Silver Chips Online

Blair joins Smart Sacks to combat childhood hunger

Volunteers provide elementary school children with weekend meals

By David Zheng, Online Entertainment Editor
October 20, 2007
Blair is participating in the Smart Sacks program this year to help fight childhood hunger throughout Montgomery County. Each week, Blair volunteers provide selected Piney Branch Elementary School students with backpacks full of food, according to Ilene Catzva, media center specialist.
Catzva's Smart Sacks club fills donated backpacks with food for needy children at Piney Branch Elementary School.  Julia Seiger
Catzva's Smart Sacks club fills donated backpacks with food for needy children at Piney Branch Elementary School.


Manna Food Center, a non-profit organization based in Montgomery County, designed the Smart Sacks program in an effort to end hunger in the county. Corporations and other donors in the program pair up with local elementary schools, according to Manna's web site. Each corporation provides volunteers who fill backpacks with food from the Manna Food Center and deliver the sacks to their partner elementary school for distribution to the school's disadvantaged students. Currently, fifteen elementary schools around the county are receiving help from the program.
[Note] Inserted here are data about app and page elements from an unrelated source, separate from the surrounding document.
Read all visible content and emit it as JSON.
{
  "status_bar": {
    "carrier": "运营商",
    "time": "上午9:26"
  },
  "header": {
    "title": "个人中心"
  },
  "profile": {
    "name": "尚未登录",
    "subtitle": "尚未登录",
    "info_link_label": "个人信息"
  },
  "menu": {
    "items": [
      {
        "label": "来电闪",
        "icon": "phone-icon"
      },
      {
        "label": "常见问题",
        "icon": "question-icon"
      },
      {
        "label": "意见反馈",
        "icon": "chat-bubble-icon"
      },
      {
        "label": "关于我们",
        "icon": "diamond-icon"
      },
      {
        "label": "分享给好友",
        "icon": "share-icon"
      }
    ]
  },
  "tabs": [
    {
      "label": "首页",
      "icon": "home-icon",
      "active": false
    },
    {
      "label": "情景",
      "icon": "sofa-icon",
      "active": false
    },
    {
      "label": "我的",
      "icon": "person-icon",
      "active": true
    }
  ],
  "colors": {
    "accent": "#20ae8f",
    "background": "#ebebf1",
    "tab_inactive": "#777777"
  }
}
Catzva is heading Blair's Smart Sacks Club, which met for the first time on Oct. 10. Blair is the only high school participating in Smart Sacks, along with corporations such as Calvert Group, United Health Care and MCT Federal Credit Union, according to Karen Goldberg, Manna's Smart Sack Coordinator.

Every Wednesday, Catzva and volunteers fill donated backpacks with 10 to 12 nutritious items such as tuna fish, chicken noodle soup and cereal. Catzva delivers these backpacks to Piney Branch on Thursday. On Friday, 15 to 20 children selected by a Piney Branch counselor pick up the backpacks so that they will have food for the weekend. The students bring back the packs on Monday to be refilled for the next week.

The Smart Sacks club is short on volunteers. Only one student showed up to the club's first meeting, and Catzva hopes more students will join soon. "I am offering community service hours," she said. "I hope that students here will see it as an opportunity to participate in the community."

Despite a slow beginning, Catzva has a lot planned for the future of the Smart Sacks club. In addition to the food, Catzva plans to add a book or school supplies to each backpack periodically. "Instead of just food every week, they'll have something else to look forward to," she said.

Catzva also plans on organizing fundraising activities such as pizza sales to help Manna offset the cost of the program. According to Catzva, Manna needs $180 to provide food to one child once every week for a year.

http://silverchips.mbhs.edu/story/7839